__GIVEN RECORDS__.
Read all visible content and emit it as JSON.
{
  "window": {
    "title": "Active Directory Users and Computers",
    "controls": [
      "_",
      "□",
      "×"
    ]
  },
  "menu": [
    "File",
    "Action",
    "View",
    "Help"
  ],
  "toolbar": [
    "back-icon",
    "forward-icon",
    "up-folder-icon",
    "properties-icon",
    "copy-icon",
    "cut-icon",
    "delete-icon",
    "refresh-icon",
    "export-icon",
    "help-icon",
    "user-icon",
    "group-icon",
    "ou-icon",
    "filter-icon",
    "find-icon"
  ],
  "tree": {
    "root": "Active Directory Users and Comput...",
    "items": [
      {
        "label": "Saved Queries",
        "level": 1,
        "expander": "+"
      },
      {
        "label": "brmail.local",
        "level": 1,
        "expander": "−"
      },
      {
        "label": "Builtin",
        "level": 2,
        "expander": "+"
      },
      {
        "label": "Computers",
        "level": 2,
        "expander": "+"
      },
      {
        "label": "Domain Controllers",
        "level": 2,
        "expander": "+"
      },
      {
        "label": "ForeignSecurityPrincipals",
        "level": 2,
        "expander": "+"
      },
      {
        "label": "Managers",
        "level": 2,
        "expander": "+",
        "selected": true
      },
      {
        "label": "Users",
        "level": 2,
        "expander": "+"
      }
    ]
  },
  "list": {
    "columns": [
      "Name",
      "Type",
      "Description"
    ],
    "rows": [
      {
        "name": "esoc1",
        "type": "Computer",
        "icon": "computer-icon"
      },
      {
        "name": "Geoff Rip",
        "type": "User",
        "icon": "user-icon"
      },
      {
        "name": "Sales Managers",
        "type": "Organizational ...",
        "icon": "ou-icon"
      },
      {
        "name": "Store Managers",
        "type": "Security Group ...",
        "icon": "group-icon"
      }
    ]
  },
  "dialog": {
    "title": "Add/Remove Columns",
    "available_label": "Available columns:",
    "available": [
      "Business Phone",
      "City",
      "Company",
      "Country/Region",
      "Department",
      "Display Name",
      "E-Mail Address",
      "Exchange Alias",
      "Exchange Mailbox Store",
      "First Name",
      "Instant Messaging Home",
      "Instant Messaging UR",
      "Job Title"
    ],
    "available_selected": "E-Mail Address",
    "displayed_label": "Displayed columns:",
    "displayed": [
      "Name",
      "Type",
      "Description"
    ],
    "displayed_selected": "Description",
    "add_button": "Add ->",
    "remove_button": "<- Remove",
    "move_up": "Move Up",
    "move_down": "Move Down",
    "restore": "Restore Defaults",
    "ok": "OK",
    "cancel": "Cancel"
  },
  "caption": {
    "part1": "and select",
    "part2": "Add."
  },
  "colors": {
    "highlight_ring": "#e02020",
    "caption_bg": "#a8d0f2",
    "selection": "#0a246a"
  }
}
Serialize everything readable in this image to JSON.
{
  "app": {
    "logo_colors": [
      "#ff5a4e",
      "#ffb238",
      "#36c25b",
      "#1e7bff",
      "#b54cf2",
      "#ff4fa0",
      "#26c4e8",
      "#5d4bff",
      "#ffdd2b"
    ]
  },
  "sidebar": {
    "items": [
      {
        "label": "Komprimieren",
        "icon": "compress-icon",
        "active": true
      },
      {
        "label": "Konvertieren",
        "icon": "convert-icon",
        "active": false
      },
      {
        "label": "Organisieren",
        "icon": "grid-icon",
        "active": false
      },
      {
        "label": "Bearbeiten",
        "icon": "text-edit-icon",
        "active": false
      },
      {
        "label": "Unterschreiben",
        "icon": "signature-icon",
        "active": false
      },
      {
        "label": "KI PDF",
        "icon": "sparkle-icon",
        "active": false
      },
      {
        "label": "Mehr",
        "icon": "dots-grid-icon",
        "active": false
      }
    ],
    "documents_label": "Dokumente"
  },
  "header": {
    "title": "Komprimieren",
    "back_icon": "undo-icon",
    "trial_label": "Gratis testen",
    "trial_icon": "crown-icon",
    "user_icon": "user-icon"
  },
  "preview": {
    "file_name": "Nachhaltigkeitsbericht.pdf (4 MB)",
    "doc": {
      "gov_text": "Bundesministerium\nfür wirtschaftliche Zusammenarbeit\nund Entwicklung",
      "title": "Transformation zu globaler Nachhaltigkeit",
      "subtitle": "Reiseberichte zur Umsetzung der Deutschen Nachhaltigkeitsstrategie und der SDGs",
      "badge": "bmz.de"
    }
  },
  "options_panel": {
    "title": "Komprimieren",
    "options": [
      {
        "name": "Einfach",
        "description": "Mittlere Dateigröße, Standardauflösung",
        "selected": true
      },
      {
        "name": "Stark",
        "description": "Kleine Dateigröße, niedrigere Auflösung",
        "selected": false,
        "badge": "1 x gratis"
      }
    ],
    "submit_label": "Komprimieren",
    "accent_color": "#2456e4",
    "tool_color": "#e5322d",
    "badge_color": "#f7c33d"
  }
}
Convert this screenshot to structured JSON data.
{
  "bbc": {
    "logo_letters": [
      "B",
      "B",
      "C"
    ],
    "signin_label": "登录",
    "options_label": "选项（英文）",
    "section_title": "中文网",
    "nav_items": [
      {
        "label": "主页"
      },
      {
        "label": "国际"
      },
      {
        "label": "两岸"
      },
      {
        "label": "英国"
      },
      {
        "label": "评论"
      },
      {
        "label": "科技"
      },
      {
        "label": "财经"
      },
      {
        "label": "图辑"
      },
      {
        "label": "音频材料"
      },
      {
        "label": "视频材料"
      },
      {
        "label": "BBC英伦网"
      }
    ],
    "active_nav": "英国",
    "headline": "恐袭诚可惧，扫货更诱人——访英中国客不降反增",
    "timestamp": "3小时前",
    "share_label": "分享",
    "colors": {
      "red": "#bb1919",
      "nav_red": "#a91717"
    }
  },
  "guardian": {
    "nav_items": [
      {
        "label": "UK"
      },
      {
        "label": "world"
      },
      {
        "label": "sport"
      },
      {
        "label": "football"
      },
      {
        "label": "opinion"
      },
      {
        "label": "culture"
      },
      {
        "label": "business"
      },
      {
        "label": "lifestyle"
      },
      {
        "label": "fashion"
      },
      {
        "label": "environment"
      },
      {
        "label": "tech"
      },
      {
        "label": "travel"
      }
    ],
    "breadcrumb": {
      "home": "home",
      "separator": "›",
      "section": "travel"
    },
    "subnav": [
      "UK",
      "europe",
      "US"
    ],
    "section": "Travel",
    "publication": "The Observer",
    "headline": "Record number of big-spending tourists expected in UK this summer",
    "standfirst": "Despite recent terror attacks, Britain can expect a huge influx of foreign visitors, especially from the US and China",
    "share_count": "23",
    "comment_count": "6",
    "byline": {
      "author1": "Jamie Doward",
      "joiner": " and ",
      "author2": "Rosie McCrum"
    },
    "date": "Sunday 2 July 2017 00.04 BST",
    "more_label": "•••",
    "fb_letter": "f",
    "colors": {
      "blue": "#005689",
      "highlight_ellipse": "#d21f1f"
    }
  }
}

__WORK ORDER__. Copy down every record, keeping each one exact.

__SOLUTION TO THE EXERCISE__.
Read all visible content and emit it as JSON.
{
  "window": {
    "title": "Active Directory Users and Computers",
    "controls": [
      "_",
      "□",
      "×"
    ]
  },
  "menu": [
    "File",
    "Action",
    "View",
    "Help"
  ],
  "toolbar": [
    "back-icon",
    "forward-icon",
    "up-folder-icon",
    "properties-icon",
    "copy-icon",
    "cut-icon",
    "delete-icon",
    "refresh-icon",
    "export-icon",
    "help-icon",
    "user-icon",
    "group-icon",
    "ou-icon",
    "filter-icon",
    "find-icon"
  ],
  "tree": {
    "root": "Active Directory Users and Comput...",
    "items": [
      {
        "label": "Saved Queries",
        "level": 1,
        "expander": "+"
      },
      {
        "label": "brmail.local",
        "level": 1,
        "expander": "−"
      },
      {
        "label": "Builtin",
        "level": 2,
        "expander": "+"
      },
      {
        "label": "Computers",
        "level": 2,
        "expander": "+"
      },
      {
        "label": "Domain Controllers",
        "level": 2,
        "expander": "+"
      },
      {
        "label": "ForeignSecurityPrincipals",
        "level": 2,
        "expander": "+"
      },
      {
        "label": "Managers",
        "level": 2,
        "expander": "+",
        "selected": true
      },
      {
        "label": "Users",
        "level": 2,
        "expander": "+"
      }
    ]
  },
  "list": {
    "columns": [
      "Name",
      "Type",
      "Description"
    ],
    "rows": [
      {
        "name": "esoc1",
        "type": "Computer",
        "icon": "computer-icon"
      },
      {
        "name": "Geoff Rip",
        "type": "User",
        "icon": "user-icon"
      },
      {
        "name": "Sales Managers",
        "type": "Organizational ...",
        "icon": "ou-icon"
      },
      {
        "name": "Store Managers",
        "type": "Security Group ...",
        "icon": "group-icon"
      }
    ]
  },
  "dialog": {
    "title": "Add/Remove Columns",
    "available_label": "Available columns:",
    "available": [
      "Business Phone",
      "City",
      "Company",
      "Country/Region",
      "Department",
      "Display Name",
      "E-Mail Address",
      "Exchange Alias",
      "Exchange Mailbox Store",
      "First Name",
      "Instant Messaging Home",
      "Instant Messaging UR",
      "Job Title"
    ],
    "available_selected": "E-Mail Address",
    "displayed_label": "Displayed columns:",
    "displayed": [
      "Name",
      "Type",
      "Description"
    ],
    "displayed_selected": "Description",
    "add_button": "Add ->",
    "remove_button": "<- Remove",
    "move_up": "Move Up",
    "move_down": "Move Down",
    "restore": "Restore Defaults",
    "ok": "OK",
    "cancel": "Cancel"
  },
  "caption": {
    "part1": "and select",
    "part2": "Add."
  },
  "colors": {
    "highlight_ring": "#e02020",
    "caption_bg": "#a8d0f2",
    "selection": "#0a246a"
  }
}
Serialize everything readable in this image to JSON.
{
  "app": {
    "logo_colors": [
      "#ff5a4e",
      "#ffb238",
      "#36c25b",
      "#1e7bff",
      "#b54cf2",
      "#ff4fa0",
      "#26c4e8",
      "#5d4bff",
      "#ffdd2b"
    ]
  },
  "sidebar": {
    "items": [
      {
        "label": "Komprimieren",
        "icon": "compress-icon",
        "active": true
      },
      {
        "label": "Konvertieren",
        "icon": "convert-icon",
        "active": false
      },
      {
        "label": "Organisieren",
        "icon": "grid-icon",
        "active": false
      },
      {
        "label": "Bearbeiten",
        "icon": "text-edit-icon",
        "active": false
      },
      {
        "label": "Unterschreiben",
        "icon": "signature-icon",
        "active": false
      },
      {
        "label": "KI PDF",
        "icon": "sparkle-icon",
        "active": false
      },
      {
        "label": "Mehr",
        "icon": "dots-grid-icon",
        "active": false
      }
    ],
    "documents_label": "Dokumente"
  },
  "header": {
    "title": "Komprimieren",
    "back_icon": "undo-icon",
    "trial_label": "Gratis testen",
    "trial_icon": "crown-icon",
    "user_icon": "user-icon"
  },
  "preview": {
    "file_name": "Nachhaltigkeitsbericht.pdf (4 MB)",
    "doc": {
      "gov_text": "Bundesministerium\nfür wirtschaftliche Zusammenarbeit\nund Entwicklung",
      "title": "Transformation zu globaler Nachhaltigkeit",
      "subtitle": "Reiseberichte zur Umsetzung der Deutschen Nachhaltigkeitsstrategie und der SDGs",
      "badge": "bmz.de"
    }
  },
  "options_panel": {
    "title": "Komprimieren",
    "options": [
      {
        "name": "Einfach",
        "description": "Mittlere Dateigröße, Standardauflösung",
        "selected": true
      },
      {
        "name": "Stark",
        "description": "Kleine Dateigröße, niedrigere Auflösung",
        "selected": false,
        "badge": "1 x gratis"
      }
    ],
    "submit_label": "Komprimieren",
    "accent_color": "#2456e4",
    "tool_color": "#e5322d",
    "badge_color": "#f7c33d"
  }
}
Convert this screenshot to structured JSON data.
{
  "bbc": {
    "logo_letters": [
      "B",
      "B",
      "C"
    ],
    "signin_label": "登录",
    "options_label": "选项（英文）",
    "section_title": "中文网",
    "nav_items": [
      {
        "label": "主页"
      },
      {
        "label": "国际"
      },
      {
        "label": "两岸"
      },
      {
        "label": "英国"
      },
      {
        "label": "评论"
      },
      {
        "label": "科技"
      },
      {
        "label": "财经"
      },
      {
        "label": "图辑"
      },
      {
        "label": "音频材料"
      },
      {
        "label": "视频材料"
      },
      {
        "label": "BBC英伦网"
      }
    ],
    "active_nav": "英国",
    "headline": "恐袭诚可惧，扫货更诱人——访英中国客不降反增",
    "timestamp": "3小时前",
    "share_label": "分享",
    "colors": {
      "red": "#bb1919",
      "nav_red": "#a91717"
    }
  },
  "guardian": {
    "nav_items": [
      {
        "label": "UK"
      },
      {
        "label": "world"
      },
      {
        "label": "sport"
      },
      {
        "label": "football"
      },
      {
        "label": "opinion"
      },
      {
        "label": "culture"
      },
      {
        "label": "business"
      },
      {
        "label": "lifestyle"
      },
      {
        "label": "fashion"
      },
      {
        "label": "environment"
      },
      {
        "label": "tech"
      },
      {
        "label": "travel"
      }
    ],
    "breadcrumb": {
      "home": "home",
      "separator": "›",
      "section": "travel"
    },
    "subnav": [
      "UK",
      "europe",
      "US"
    ],
    "section": "Travel",
    "publication": "The Observer",
    "headline": "Record number of big-spending tourists expected in UK this summer",
    "standfirst": "Despite recent terror attacks, Britain can expect a huge influx of foreign visitors, especially from the US and China",
    "share_count": "23",
    "comment_count": "6",
    "byline": {
      "author1": "Jamie Doward",
      "joiner": " and ",
      "author2": "Rosie McCrum"
    },
    "date": "Sunday 2 July 2017 00.04 BST",
    "more_label": "•••",
    "fb_letter": "f",
    "colors": {
      "blue": "#005689",
      "highlight_ellipse": "#d21f1f"
    }
  }
}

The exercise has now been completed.